**** Task material ****
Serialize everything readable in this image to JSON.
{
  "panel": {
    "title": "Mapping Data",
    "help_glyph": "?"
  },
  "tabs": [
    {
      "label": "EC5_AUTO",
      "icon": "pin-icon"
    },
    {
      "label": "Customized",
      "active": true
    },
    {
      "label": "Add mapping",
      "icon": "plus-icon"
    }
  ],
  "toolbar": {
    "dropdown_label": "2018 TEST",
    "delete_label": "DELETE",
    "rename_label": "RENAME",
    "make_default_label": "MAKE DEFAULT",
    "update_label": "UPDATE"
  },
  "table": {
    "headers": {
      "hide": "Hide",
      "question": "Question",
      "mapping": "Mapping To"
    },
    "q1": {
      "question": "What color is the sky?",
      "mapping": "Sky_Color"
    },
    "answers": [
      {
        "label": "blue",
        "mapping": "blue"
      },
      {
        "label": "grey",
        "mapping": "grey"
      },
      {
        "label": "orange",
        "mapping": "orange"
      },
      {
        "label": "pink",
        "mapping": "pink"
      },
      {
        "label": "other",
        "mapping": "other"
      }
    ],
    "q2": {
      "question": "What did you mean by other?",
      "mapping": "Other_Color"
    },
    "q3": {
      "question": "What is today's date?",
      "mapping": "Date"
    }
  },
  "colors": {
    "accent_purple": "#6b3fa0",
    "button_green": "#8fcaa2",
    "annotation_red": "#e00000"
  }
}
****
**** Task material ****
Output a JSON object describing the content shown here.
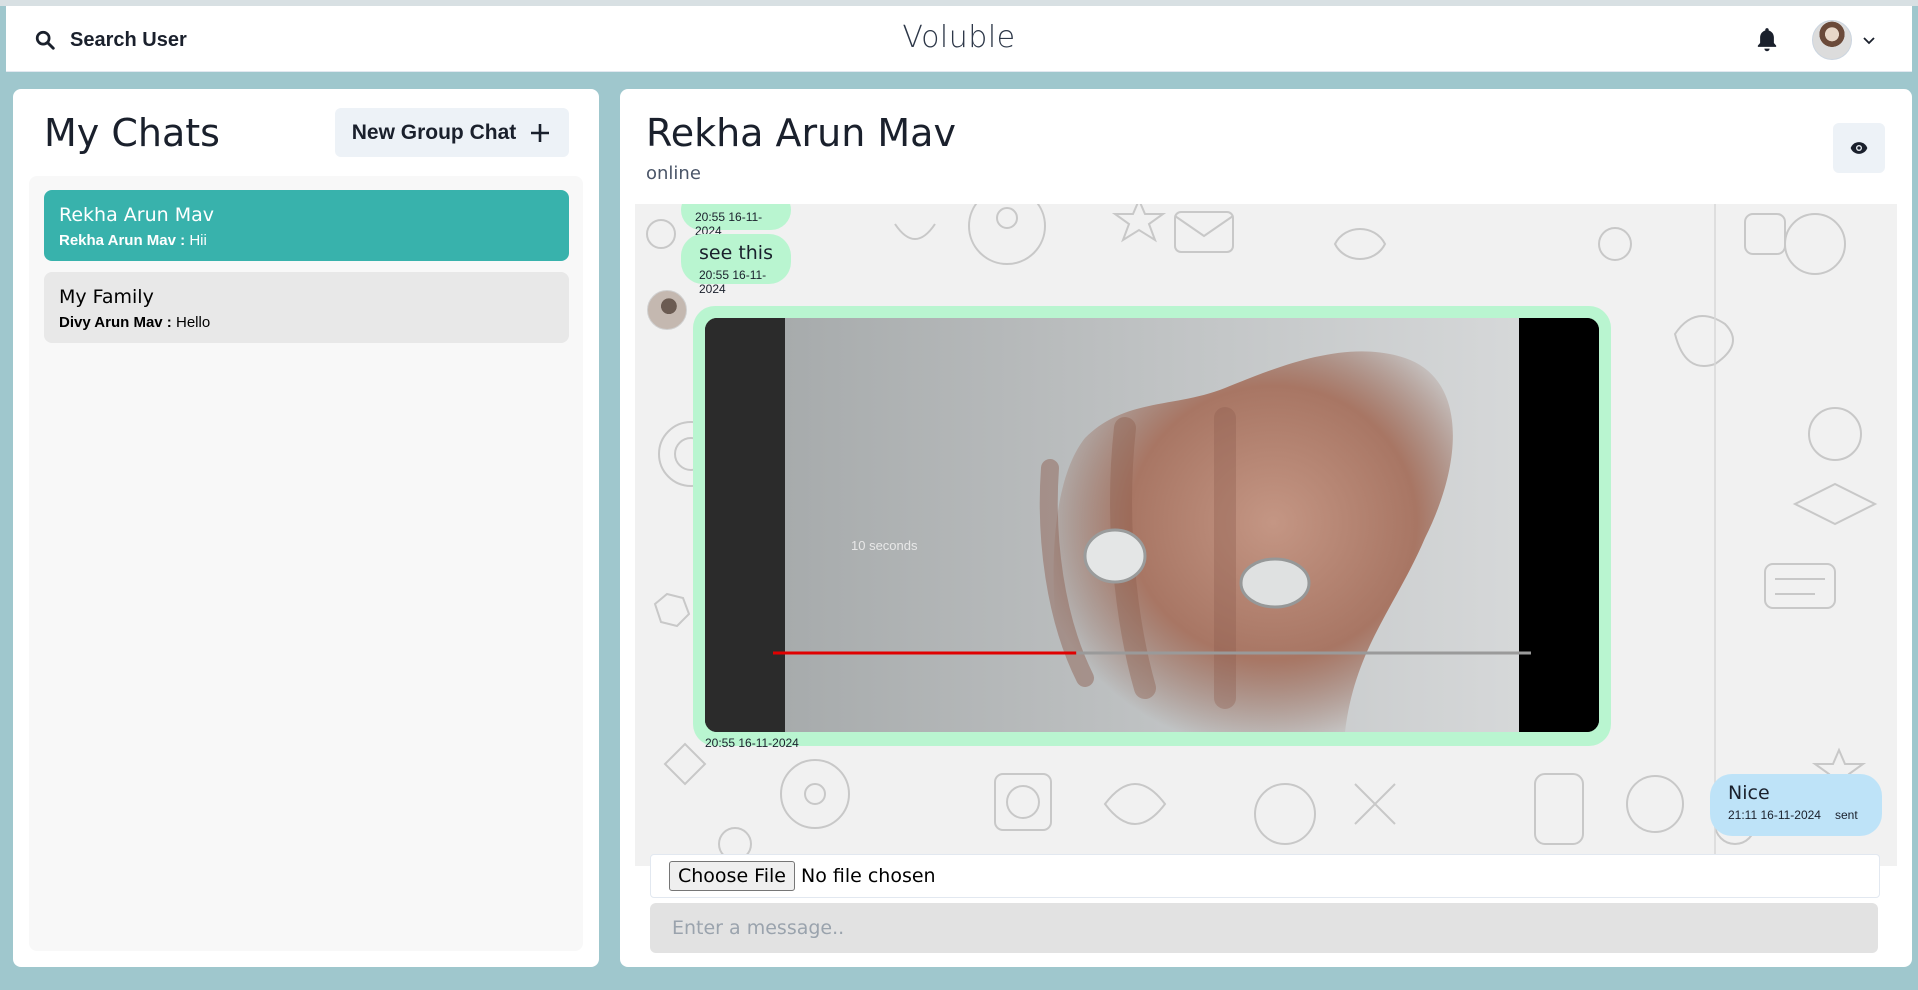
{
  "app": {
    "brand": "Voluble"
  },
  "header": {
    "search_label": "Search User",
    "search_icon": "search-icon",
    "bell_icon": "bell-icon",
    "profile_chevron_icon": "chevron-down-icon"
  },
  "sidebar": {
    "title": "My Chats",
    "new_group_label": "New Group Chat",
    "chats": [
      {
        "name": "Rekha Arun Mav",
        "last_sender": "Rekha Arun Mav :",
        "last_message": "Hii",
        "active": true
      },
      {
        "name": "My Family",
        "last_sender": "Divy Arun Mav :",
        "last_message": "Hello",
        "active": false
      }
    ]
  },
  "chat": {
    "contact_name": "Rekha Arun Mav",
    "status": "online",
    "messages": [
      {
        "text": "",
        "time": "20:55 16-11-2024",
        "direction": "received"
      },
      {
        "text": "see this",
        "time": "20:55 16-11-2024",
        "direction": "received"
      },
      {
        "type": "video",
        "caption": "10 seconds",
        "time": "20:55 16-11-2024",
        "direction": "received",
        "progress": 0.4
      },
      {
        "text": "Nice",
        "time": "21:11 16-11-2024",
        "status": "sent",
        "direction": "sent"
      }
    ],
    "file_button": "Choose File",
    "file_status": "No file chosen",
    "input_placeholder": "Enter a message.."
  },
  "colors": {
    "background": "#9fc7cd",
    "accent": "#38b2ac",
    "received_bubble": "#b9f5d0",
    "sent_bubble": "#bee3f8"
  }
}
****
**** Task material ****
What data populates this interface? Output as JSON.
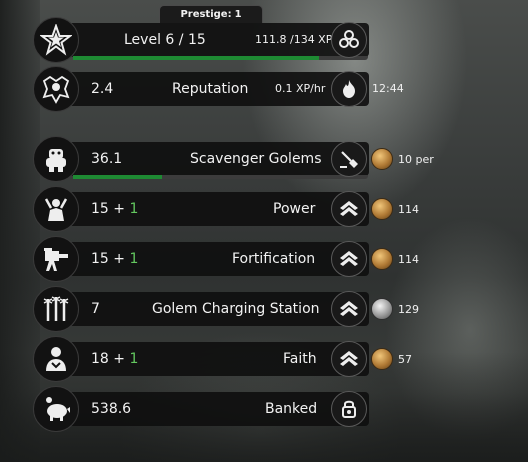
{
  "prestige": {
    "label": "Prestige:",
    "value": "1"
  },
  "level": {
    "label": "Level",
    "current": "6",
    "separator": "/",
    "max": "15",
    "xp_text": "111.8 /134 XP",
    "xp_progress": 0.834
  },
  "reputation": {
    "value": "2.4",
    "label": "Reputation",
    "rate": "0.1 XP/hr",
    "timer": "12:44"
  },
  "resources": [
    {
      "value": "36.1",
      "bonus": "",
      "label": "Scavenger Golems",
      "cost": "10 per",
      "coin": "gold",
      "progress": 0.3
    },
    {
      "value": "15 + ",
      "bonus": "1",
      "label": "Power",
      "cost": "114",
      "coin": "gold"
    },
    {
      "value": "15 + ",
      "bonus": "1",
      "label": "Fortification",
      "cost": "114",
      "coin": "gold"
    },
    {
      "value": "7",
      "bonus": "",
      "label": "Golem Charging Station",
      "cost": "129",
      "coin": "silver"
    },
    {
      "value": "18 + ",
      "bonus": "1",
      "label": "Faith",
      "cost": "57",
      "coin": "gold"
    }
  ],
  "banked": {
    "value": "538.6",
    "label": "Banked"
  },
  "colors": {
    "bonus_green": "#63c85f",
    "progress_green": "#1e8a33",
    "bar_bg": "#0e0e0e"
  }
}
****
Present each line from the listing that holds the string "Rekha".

        "name": "Rekha Arun Mav",
        "last_sender": "Rekha Arun Mav :",
    "contact_name": "Rekha Arun Mav",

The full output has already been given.